Carry a First Aid Kit when Traveling, Duh!
Spoiler – there are no graphic injury photos in this post!
So far I have only used one bandaid on myself and that was to cover a blister I got when I started wearing my new sandals. However I have used my kit to patch up two other people who were less fortunate that I have been.
As I packed for this round the world trip I made sure to include a first aid kit. Considering my pack is only 40 liters I had to spend quite a bit of time deciding how large a kit I should bring. Then I had to consider what I should include in the kit.
I do have training on how to use a CPR Pocket Mask but they are pretty large so I left it out and decided to stick to the basics. If I need to perform CPR on someone Ill just have to accept the risks involved with direct contact.
Here is a list of what I ended up taking.
|First Aid stuff||Non first Aid but good idea stuff|
I bought my kit at Save-On-Foods in Victoria, BC, but here is a link to a kit on Amazon that would be a great one to take along on a world trip. Of course it takes up a bit of room in the backpack but that space can be made up by leaving one t-shirt at home.
Though I have not had to use the kit much on my self I am super glad I brought it. So far to date I have patched up two other people. In Anjuna a girl from the UK brushed her leg against the exhaust pipe of a scooter and got a nice burn. It was a simple case of cleaning the dead skin off, cleaning it with soap and bottled water, using antiseptic cream and covering it. The burn was really only the surface so it may leave a bit of a scar, but there was not really any danger of further infection.
The second person I patched up was in Hampi. Just as I was getting ready to move on to Bangalore. I was on my way to the shower I had to go down the stairs from the rooftop (where I slept under the stars) and the way was blocked by a girl from China who was bleeding all over the stairs and the ground. She had slipped on the stairs and her foot caught a part of the railing that was not welded very clean. It tore up the top of her big toe pretty good. She was sitting on the stairs surrounded by several people who looked concerned, confused, and who had no idea what to do as they watched the blood drip onto the ground.

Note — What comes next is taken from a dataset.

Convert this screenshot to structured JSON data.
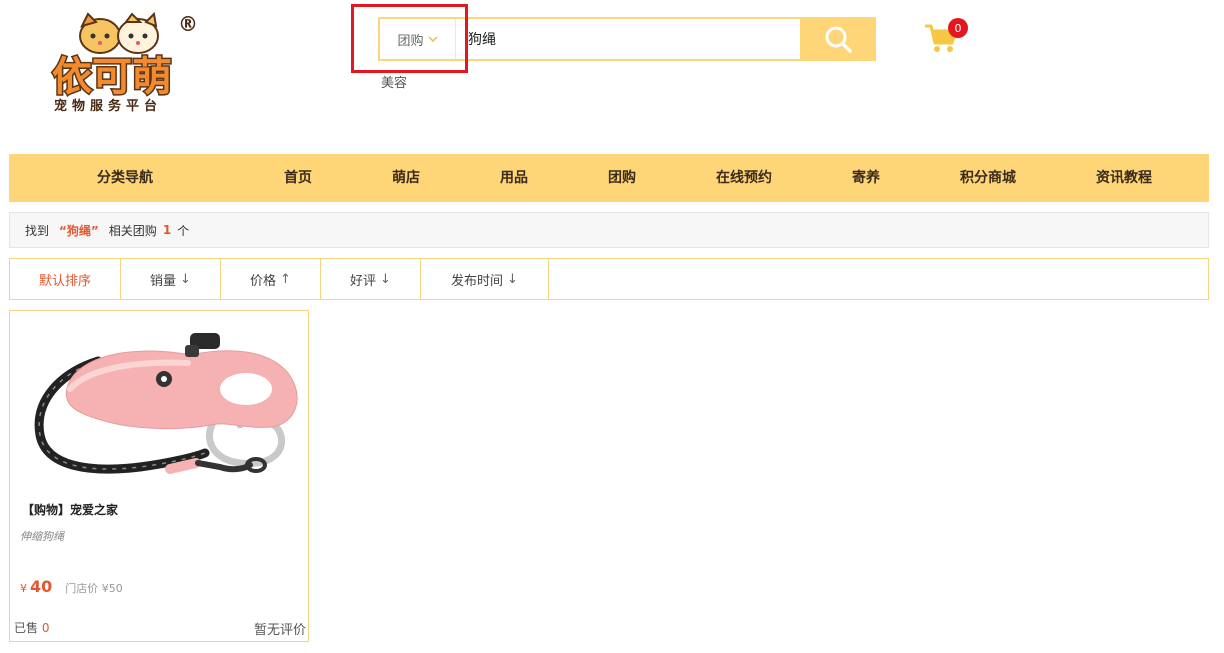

I moved her off the stairs onto a stack of stored futons, got a bottle of clean water and soap, cleaned the gash, stopped the bleeding, and dressed with wound with some antiseptic cream gauze and tape. I told her to report it to the management, and to keep an eye on it. In my totally unprofessional opinion she will be fine as long as she keeps it clean.
Point of the story. Carry a first aid kit and learn the basics of how to use it. When you do use it replenish what has been removed. You never know when you need it and you may not need it yourself but someone around you surely will at some point on your trip.
Share your travel medical horror stories in the comments below.